> _What is being asked_: Having found the line containing "Serialize everything readable" in the data below, reproduce that line and each one after it to the end, exactly, and include nothing else.

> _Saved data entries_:
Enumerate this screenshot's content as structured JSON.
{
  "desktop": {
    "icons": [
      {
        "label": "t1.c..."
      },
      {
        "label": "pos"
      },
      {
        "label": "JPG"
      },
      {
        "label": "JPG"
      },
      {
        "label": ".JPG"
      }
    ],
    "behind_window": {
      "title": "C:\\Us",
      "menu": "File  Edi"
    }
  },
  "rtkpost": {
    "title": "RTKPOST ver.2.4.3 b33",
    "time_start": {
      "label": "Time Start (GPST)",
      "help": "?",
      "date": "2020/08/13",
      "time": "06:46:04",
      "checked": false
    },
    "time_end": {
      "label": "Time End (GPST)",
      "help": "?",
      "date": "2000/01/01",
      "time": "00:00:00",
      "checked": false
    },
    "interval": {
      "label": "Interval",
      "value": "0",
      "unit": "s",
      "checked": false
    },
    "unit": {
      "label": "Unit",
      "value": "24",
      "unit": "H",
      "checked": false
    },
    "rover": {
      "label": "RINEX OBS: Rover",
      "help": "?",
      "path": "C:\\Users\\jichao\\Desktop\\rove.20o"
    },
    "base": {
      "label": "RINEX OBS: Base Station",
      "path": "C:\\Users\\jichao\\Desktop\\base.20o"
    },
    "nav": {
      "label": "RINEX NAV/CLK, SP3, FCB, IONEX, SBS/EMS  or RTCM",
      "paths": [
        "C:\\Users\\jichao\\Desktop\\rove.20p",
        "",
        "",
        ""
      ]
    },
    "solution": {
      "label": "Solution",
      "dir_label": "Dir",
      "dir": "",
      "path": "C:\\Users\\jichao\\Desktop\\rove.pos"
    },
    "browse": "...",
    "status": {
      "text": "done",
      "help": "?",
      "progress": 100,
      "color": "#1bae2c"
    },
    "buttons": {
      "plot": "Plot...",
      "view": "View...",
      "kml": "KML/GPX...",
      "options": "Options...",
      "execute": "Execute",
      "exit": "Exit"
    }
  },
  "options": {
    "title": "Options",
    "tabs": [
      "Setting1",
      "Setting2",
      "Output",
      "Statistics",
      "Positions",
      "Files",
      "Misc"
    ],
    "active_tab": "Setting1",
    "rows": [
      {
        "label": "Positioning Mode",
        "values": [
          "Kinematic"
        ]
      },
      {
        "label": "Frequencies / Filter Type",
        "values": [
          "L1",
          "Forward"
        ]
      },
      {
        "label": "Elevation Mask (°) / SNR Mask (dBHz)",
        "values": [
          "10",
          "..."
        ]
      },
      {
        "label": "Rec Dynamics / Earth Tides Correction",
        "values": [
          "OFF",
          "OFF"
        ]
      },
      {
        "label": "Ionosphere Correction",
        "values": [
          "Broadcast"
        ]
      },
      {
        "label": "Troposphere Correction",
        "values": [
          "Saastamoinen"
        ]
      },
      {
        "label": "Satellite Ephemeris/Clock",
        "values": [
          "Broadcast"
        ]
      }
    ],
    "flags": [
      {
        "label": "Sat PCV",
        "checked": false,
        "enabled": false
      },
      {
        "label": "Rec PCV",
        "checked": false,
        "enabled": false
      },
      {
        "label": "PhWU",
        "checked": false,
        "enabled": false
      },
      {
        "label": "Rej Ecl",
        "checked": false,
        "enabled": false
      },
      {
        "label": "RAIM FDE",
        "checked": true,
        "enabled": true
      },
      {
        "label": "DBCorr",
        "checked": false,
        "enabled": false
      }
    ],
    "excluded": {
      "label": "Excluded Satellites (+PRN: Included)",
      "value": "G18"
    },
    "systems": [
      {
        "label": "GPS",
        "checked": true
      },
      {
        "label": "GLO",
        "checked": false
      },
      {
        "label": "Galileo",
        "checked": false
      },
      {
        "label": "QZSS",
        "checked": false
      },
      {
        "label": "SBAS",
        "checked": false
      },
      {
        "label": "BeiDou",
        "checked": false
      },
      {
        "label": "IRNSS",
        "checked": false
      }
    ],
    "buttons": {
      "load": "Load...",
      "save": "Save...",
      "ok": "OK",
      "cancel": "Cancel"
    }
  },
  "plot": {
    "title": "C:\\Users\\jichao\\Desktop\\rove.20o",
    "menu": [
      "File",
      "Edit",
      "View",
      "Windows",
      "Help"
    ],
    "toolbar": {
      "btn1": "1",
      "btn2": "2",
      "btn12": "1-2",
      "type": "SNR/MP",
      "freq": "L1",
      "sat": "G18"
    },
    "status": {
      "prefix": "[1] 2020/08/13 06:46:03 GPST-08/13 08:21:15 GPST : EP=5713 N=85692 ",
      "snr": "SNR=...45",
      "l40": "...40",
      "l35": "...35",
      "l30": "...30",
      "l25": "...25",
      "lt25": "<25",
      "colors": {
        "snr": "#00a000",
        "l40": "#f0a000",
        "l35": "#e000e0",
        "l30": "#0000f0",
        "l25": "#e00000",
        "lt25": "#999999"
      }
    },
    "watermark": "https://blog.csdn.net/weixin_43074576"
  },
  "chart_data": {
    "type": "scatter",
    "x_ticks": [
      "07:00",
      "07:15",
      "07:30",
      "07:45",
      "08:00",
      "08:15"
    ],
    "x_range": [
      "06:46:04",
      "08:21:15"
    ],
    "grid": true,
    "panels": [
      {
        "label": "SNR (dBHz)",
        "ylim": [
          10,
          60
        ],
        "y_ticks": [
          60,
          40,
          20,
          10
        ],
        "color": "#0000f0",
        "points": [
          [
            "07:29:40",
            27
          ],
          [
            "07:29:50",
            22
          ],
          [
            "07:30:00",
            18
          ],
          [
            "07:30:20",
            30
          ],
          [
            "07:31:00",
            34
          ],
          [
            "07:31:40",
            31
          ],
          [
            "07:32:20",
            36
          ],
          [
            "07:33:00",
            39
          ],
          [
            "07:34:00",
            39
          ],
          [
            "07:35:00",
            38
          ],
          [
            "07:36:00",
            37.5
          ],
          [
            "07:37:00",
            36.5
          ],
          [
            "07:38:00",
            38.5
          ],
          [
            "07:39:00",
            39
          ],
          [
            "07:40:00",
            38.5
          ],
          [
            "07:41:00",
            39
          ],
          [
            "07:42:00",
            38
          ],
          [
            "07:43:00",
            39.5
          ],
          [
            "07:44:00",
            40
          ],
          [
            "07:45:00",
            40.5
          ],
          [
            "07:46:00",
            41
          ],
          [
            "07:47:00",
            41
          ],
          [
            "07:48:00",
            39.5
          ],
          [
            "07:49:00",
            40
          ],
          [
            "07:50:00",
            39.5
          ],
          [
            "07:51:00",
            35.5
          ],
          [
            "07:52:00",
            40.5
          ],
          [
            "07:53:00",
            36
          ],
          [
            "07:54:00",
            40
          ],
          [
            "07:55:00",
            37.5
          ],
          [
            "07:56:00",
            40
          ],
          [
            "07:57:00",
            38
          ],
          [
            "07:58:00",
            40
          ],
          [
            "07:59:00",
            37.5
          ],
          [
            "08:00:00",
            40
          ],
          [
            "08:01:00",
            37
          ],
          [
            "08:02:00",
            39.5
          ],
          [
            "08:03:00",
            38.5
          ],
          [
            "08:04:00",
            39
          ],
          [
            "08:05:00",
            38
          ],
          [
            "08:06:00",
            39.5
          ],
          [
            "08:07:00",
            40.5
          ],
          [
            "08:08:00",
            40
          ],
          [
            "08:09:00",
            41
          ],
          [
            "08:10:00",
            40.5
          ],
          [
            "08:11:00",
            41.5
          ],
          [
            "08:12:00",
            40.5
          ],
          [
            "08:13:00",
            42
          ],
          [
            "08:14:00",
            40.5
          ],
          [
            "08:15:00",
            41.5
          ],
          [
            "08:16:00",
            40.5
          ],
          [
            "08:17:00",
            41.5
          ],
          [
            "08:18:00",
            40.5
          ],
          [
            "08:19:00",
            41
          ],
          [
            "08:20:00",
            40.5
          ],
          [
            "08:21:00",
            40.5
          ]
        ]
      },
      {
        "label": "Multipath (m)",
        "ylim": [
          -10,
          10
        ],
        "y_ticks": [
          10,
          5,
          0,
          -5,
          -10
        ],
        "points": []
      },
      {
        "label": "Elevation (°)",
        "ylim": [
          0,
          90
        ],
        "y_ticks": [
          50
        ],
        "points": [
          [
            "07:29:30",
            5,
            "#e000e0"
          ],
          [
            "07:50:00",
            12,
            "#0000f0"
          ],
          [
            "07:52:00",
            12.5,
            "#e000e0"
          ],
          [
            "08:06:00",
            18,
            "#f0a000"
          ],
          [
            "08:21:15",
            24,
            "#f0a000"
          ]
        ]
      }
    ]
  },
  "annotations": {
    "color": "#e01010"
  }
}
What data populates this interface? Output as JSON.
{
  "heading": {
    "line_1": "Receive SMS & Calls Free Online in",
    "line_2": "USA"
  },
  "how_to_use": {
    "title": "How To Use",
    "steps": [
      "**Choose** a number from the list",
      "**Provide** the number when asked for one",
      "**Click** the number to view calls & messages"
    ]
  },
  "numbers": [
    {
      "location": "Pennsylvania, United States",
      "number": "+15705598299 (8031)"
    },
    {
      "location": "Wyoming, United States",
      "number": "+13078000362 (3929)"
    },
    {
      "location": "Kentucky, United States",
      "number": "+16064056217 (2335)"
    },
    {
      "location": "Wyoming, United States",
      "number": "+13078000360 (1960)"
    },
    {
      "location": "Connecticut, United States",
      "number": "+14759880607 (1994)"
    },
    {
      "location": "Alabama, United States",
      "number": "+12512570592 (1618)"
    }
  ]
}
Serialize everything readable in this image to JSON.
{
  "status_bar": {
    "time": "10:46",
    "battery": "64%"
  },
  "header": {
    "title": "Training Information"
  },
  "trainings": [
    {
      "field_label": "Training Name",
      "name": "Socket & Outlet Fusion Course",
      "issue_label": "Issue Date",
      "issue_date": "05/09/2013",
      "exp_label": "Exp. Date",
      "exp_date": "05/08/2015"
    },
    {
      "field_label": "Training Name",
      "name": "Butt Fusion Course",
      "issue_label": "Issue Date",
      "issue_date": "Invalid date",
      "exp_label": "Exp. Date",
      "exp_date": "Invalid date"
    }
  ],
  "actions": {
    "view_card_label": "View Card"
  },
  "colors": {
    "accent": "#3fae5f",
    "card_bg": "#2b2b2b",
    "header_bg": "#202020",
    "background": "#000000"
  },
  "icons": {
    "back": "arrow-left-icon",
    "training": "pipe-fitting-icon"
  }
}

> _Response box_:
Serialize everything readable in this image to JSON.
{
  "status_bar": {
    "time": "10:46",
    "battery": "64%"
  },
  "header": {
    "title": "Training Information"
  },
  "trainings": [
    {
      "field_label": "Training Name",
      "name": "Socket & Outlet Fusion Course",
      "issue_label": "Issue Date",
      "issue_date": "05/09/2013",
      "exp_label": "Exp. Date",
      "exp_date": "05/08/2015"
    },
    {
      "field_label": "Training Name",
      "name": "Butt Fusion Course",
      "issue_label": "Issue Date",
      "issue_date": "Invalid date",
      "exp_label": "Exp. Date",
      "exp_date": "Invalid date"
    }
  ],
  "actions": {
    "view_card_label": "View Card"
  },
  "colors": {
    "accent": "#3fae5f",
    "card_bg": "#2b2b2b",
    "header_bg": "#202020",
    "background": "#000000"
  },
  "icons": {
    "back": "arrow-left-icon",
    "training": "pipe-fitting-icon"
  }
}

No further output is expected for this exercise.